after Heather Christie
‘This place is a forest now,’ the woman said. Concrete blocks were being cracked apart by glorious mountain ash and yellow box. Our roads had become torrents cutting swathes through schoolyards and housing estates. There were jungle effects in the malls and wildness in the libraries.
‘A forest,’ she repeated. ‘So we must adapt.’
‘I don’t know how to,’ the man said looking glumly across meadows which once were carparks. He kicked at the ground, sulking like a child.
‘Here, I’ll show you,’ the woman said. Closing her eyes, she raised her arms, opened her fingers to the air and swayed back and forth in the breeze like a young tree.
‘Humbly,’ she intoned, ‘we exchange gases with the wind, we swap rain for juice, the sunshine, every spangle.’
For a moment all was quiet.
When she opened her eyes, she saw that the man had surpassed her. He was already entrunked, his shoes sunk in the leaf litter. Birds were circling his outstretched limbs, tweaking his sprouts. A rare hollow had opened in his side, deep enough for a black cockatoo or a sugar glider’s nest.
The man hummed quietly to himself. It was an annoying self-satisfied noise; something you’d never hear in a genuine eucalypt forest.
‘Stop, stop,’ she said. ‘That’s not the way.

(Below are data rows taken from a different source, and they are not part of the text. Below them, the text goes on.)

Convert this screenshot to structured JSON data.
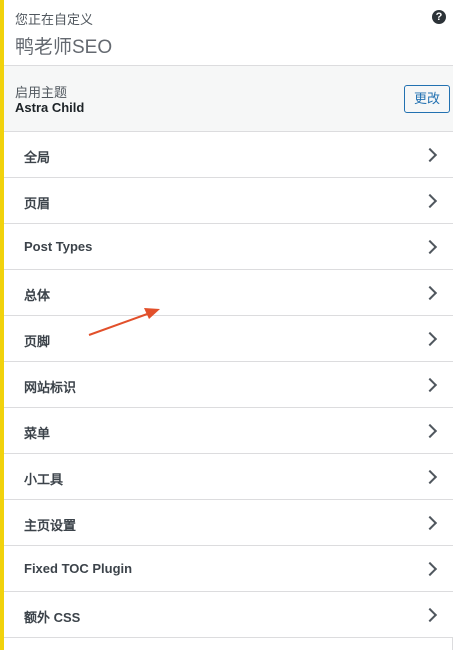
{
  "header": {
    "customizing_label": "您正在自定义",
    "site_title": "鸭老师SEO",
    "help_icon": "question-circle-icon"
  },
  "theme": {
    "caption": "启用主题",
    "name": "Astra Child",
    "change_label": "更改"
  },
  "menu": {
    "items": [
      {
        "label": "全局"
      },
      {
        "label": "页眉"
      },
      {
        "label": "Post Types"
      },
      {
        "label": "总体"
      },
      {
        "label": "页脚"
      },
      {
        "label": "网站标识"
      },
      {
        "label": "菜单"
      },
      {
        "label": "小工具"
      },
      {
        "label": "主页设置"
      },
      {
        "label": "Fixed TOC Plugin"
      },
      {
        "label": "额外 CSS"
      }
    ],
    "chevron_icon": "chevron-right-icon"
  },
  "colors": {
    "accent": "#f1d20c",
    "link": "#2271b1",
    "annotation_arrow": "#e2502b"
  }
}
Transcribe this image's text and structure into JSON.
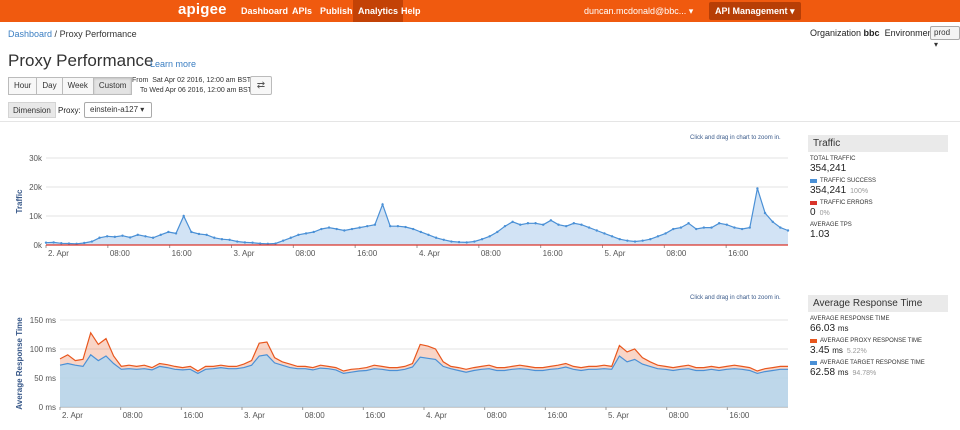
{
  "topbar": {
    "logo": "apigee",
    "nav": [
      "Dashboard",
      "APIs",
      "Publish",
      "Analytics",
      "Help"
    ],
    "active_nav": "Analytics",
    "user": "duncan.mcdonald@bbc... ▾",
    "api_management": "API Management ▾"
  },
  "breadcrumb": {
    "root": "Dashboard",
    "separator": "/",
    "current": "Proxy Performance"
  },
  "org": {
    "label": "Organization",
    "value": "bbc",
    "env_label": "Environment",
    "env_value": "prod ▾"
  },
  "page": {
    "title": "Proxy Performance",
    "learn_more": "Learn more"
  },
  "time_buttons": [
    "Hour",
    "Day",
    "Week",
    "Custom"
  ],
  "active_time": "Custom",
  "date_range": {
    "from_label": "From",
    "from": "Sat Apr 02 2016, 12:00 am BST",
    "to_label": "To",
    "to": "Wed Apr 06 2016, 12:00 am BST"
  },
  "swap_icon": "⇄",
  "dimension_label": "Dimension",
  "proxy": {
    "label": "Proxy:",
    "value": "einstein-a127 ▾"
  },
  "zoom_hint": "Click and drag in chart to zoom in.",
  "colors": {
    "brand": "#f05a0f",
    "blue": "#4a90d6",
    "orange": "#e8571e",
    "red": "#d9342b",
    "link": "#3a7ec2"
  },
  "traffic_panel": {
    "title": "Traffic",
    "total_label": "TOTAL TRAFFIC",
    "total": "354,241",
    "success_label": "TRAFFIC SUCCESS",
    "success": "354,241",
    "success_pct": "100%",
    "errors_label": "TRAFFIC ERRORS",
    "errors": "0",
    "errors_pct": "0%",
    "tps_label": "AVERAGE TPS",
    "tps": "1.03"
  },
  "response_panel": {
    "title": "Average Response Time",
    "avg_label": "AVERAGE RESPONSE TIME",
    "avg": "66.03",
    "unit": "ms",
    "proxy_label": "AVERAGE PROXY RESPONSE TIME",
    "proxy": "3.45",
    "proxy_pct": "5.22%",
    "target_label": "AVERAGE TARGET RESPONSE TIME",
    "target": "62.58",
    "target_pct": "94.78%"
  },
  "chart_data": [
    {
      "type": "area",
      "ylabel": "Traffic",
      "ylim": [
        0,
        30000
      ],
      "yticks": [
        "0k",
        "10k",
        "20k",
        "30k"
      ],
      "xticks": [
        "2. Apr",
        "08:00",
        "16:00",
        "3. Apr",
        "08:00",
        "16:00",
        "4. Apr",
        "08:00",
        "16:00",
        "5. Apr",
        "08:00",
        "16:00"
      ],
      "x_hours_range": [
        0,
        96
      ],
      "grid": true,
      "series": [
        {
          "name": "TRAFFIC SUCCESS",
          "values": [
            800,
            900,
            600,
            500,
            400,
            700,
            1200,
            2500,
            3000,
            2800,
            3200,
            2600,
            3500,
            3000,
            2500,
            3500,
            4500,
            4000,
            10000,
            4500,
            3800,
            3500,
            2500,
            2000,
            1800,
            1200,
            900,
            800,
            500,
            400,
            500,
            1500,
            2500,
            3500,
            4000,
            4500,
            5500,
            6000,
            5500,
            5000,
            5500,
            6000,
            6500,
            7000,
            14000,
            6500,
            6500,
            6200,
            5500,
            4500,
            3500,
            2500,
            1800,
            1200,
            1000,
            900,
            1200,
            2000,
            3000,
            4500,
            6500,
            8000,
            7000,
            7500,
            7500,
            7000,
            8500,
            7000,
            6500,
            7500,
            7000,
            6000,
            5000,
            4000,
            3000,
            2000,
            1500,
            1200,
            1500,
            2000,
            3000,
            4000,
            5500,
            6000,
            7500,
            5500,
            6000,
            6000,
            7500,
            7000,
            6000,
            5500,
            6000,
            19500,
            11000,
            8000,
            6000,
            5000
          ]
        },
        {
          "name": "TRAFFIC ERRORS",
          "values": [
            0
          ]
        }
      ]
    },
    {
      "type": "area",
      "ylabel": "Average Response Time",
      "ylim": [
        0,
        150
      ],
      "yticks": [
        "0 ms",
        "50 ms",
        "100 ms",
        "150 ms"
      ],
      "xticks": [
        "2. Apr",
        "08:00",
        "16:00",
        "3. Apr",
        "08:00",
        "16:00",
        "4. Apr",
        "08:00",
        "16:00",
        "5. Apr",
        "08:00",
        "16:00"
      ],
      "x_hours_range": [
        0,
        96
      ],
      "grid": true,
      "series": [
        {
          "name": "AVERAGE PROXY RESPONSE TIME",
          "values": [
            83,
            90,
            80,
            82,
            128,
            108,
            118,
            88,
            70,
            72,
            70,
            72,
            68,
            75,
            73,
            70,
            68,
            70,
            62,
            70,
            70,
            72,
            70,
            70,
            74,
            80,
            110,
            112,
            85,
            78,
            74,
            70,
            70,
            68,
            72,
            70,
            68,
            62,
            65,
            66,
            68,
            72,
            70,
            68,
            68,
            70,
            75,
            108,
            105,
            100,
            78,
            70,
            68,
            65,
            68,
            70,
            72,
            68,
            68,
            70,
            72,
            70,
            68,
            68,
            70,
            72,
            75,
            70,
            68,
            70,
            70,
            72,
            70,
            106,
            95,
            100,
            85,
            78,
            72,
            70,
            68,
            70,
            72,
            68,
            68,
            70,
            68,
            70,
            72,
            70,
            68,
            62,
            66,
            68,
            70,
            70
          ]
        },
        {
          "name": "AVERAGE TARGET RESPONSE TIME",
          "values": [
            72,
            75,
            72,
            70,
            90,
            80,
            88,
            75,
            65,
            66,
            65,
            66,
            64,
            70,
            68,
            65,
            64,
            65,
            58,
            65,
            66,
            68,
            66,
            66,
            68,
            72,
            88,
            90,
            76,
            72,
            68,
            66,
            66,
            64,
            67,
            66,
            64,
            58,
            60,
            62,
            63,
            66,
            65,
            63,
            63,
            65,
            69,
            86,
            84,
            82,
            70,
            66,
            63,
            60,
            63,
            65,
            66,
            63,
            63,
            65,
            66,
            65,
            63,
            63,
            65,
            66,
            69,
            65,
            63,
            65,
            65,
            66,
            65,
            88,
            78,
            82,
            74,
            70,
            66,
            65,
            63,
            65,
            66,
            63,
            63,
            65,
            63,
            65,
            66,
            65,
            63,
            58,
            61,
            63,
            65,
            65
          ]
        }
      ]
    }
  ]
}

It’s vulgar.’
But the man ignored her as he became more and more tree. ‘Now you’re my koala,’ he said.
Image: Apollo and Daphne by Bernini (detail). Galleria Borgese, Roma, c/- Wikimedia.
And, as the rain continues here’s Manchester musician and saxophonist Alabaster DePlume with Visit Croatia